Full page Illust

The result of this level of freedom is the sound of a band who have absorbed their influences and are using them to inform a piece of work which is totally unique, without losing focus on creating solid compositions. Complicated song structures are woven together while being anchored by a foundation of Brown’s unwaveringly impressive drumming and Radomsky’s gruff roar. EP opener “Disavow” perfectly traverses beauty and pulverizing heaviness, experimentation, and catchy riffs. “Left Behind” is as crushing as it is exuberantly upbeat. “Trap Door” is an energetic blast with its own oddly fractured approach towards groove. “Two Smokes,” the EP’s climax, is bookended by surprisingly fragile sounding arpeggios, with all the sweeping scope of a post-rock band trying its hand at metal in the middle.

Neck of the Woods are masterful in the building and releasing of tension in their music. “If you’re full on all of the time then you lose your impact… the heavy parts are not heavy if you’re going full on all of the time,” explains Carr. Reflecting on the band’s tendency towards sonic experimentation, Carr concludes, “It’s pretty natural for us.” This makes sense, given that the band are of a generation of metalheads weaned on Converge and Between the Buried and Me; playing a novel form of metal is in their musical genetics, rather than a calculated attempt to confound the listener.

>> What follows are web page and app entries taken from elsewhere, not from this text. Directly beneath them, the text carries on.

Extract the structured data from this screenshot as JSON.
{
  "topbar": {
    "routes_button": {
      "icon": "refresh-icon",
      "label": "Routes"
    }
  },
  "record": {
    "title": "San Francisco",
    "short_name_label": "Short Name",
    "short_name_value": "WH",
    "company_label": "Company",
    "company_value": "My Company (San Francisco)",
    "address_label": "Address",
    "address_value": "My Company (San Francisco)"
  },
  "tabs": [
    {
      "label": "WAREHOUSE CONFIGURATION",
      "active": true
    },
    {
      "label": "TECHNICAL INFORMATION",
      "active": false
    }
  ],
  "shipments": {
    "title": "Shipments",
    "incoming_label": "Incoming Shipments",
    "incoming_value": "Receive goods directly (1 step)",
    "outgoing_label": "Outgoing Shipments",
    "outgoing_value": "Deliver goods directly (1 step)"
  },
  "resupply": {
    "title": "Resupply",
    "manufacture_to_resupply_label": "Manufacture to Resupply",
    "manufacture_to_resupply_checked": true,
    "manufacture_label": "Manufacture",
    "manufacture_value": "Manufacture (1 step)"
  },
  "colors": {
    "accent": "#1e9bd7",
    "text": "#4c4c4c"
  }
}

After a few more whiskies, I leave Radomsky’s house feeling elated. This is an incredibly interesting time for metal generally, and Neck of the Woods are an embodiment of this potential. The genre’s modus operandi is shifting from a rigid adherence to various subdivisions to something more fluid. It is clear that these guys hold a deep reverence for heavy metal, while simultaneously not feeling constrained by it. I can’t shake the feeling that these are the early days of a band that is about to make a huge dent in heavy metal’s landscape, and it feels incredibly exciting.

Neck Of The Woods’ self-titled debut EP will be released on May 22. Be sure to check out their album release show on May 30 at the Astoria.